Luckily, below around 150 meters (492 feet), the Black Sea is anoxic, meaning the organisms that usually feast on anything organic cannot survive because there is little light or oxygen, so many of the ships are in surprisingly excellent condition.
“There's one medieval trading vessel where the towers on the bow and stern are pretty much still there,” Ed Parker, CEO of Black Sea MAP, said. “It's as if you are looking at a ship in a movie, with ropes still on the deck and carvings in the wood."
Despite the excitement garnered by such a find, the team is keeping the locations of the ships secret to protect them while they study them. It wasn’t that long ago that the earliest human skeleton in the Americas was discovered by amateur divers, only for them to put it on social media and by the time excited scientists turned up it had been stolen.

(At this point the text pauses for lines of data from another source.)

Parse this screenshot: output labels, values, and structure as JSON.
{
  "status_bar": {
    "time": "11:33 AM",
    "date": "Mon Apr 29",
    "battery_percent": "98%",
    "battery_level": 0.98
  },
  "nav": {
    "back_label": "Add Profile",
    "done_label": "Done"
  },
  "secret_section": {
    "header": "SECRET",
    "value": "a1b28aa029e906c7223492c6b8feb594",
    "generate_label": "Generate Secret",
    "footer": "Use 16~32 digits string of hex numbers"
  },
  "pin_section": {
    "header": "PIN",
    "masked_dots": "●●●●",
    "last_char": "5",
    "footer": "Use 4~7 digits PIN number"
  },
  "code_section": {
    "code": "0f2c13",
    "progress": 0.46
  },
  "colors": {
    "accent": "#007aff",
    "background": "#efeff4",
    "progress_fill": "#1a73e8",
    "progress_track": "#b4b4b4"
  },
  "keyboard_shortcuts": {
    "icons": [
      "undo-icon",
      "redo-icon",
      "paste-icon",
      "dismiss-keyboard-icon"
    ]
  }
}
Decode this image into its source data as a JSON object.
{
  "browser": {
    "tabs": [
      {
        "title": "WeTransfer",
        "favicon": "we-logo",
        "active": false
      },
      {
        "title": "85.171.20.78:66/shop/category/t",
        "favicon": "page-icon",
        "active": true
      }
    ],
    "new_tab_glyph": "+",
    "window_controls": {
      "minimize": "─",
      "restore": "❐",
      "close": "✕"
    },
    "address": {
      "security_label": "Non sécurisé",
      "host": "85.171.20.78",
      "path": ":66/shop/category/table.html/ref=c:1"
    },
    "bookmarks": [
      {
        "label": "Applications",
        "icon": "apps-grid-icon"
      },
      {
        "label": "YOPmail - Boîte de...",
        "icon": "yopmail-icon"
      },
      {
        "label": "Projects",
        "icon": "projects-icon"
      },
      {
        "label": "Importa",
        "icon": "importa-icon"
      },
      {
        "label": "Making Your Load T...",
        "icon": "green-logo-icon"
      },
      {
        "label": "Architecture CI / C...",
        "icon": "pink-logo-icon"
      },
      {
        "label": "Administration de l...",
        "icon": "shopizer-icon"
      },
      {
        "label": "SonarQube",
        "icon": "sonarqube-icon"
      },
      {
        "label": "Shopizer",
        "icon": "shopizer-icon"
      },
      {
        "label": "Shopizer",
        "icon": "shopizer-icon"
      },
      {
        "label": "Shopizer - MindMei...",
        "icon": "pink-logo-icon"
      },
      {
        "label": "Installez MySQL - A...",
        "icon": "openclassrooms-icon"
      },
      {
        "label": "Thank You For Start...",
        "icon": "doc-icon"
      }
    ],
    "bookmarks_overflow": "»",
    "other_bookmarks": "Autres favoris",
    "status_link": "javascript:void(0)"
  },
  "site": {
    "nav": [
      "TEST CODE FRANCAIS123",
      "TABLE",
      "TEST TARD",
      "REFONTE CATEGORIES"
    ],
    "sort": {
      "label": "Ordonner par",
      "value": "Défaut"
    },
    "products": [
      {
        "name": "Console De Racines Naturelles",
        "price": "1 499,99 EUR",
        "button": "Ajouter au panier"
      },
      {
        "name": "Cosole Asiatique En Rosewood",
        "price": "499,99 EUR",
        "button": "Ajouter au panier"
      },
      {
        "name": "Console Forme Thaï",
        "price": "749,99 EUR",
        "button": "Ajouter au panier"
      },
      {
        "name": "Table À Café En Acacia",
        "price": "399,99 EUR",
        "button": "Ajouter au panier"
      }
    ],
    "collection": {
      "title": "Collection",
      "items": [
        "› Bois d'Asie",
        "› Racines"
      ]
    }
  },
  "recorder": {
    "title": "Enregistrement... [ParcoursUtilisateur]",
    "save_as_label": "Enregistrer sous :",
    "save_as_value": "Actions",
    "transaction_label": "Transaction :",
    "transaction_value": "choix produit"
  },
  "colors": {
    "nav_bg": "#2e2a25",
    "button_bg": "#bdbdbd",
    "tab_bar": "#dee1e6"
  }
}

Luckily, these researchers had a television crew, one who has previously worked on the BBC's incredible David Attenborough-led Blue Planet, follow them through the three-year project. The incredible findings will be coming to a TV near you soon.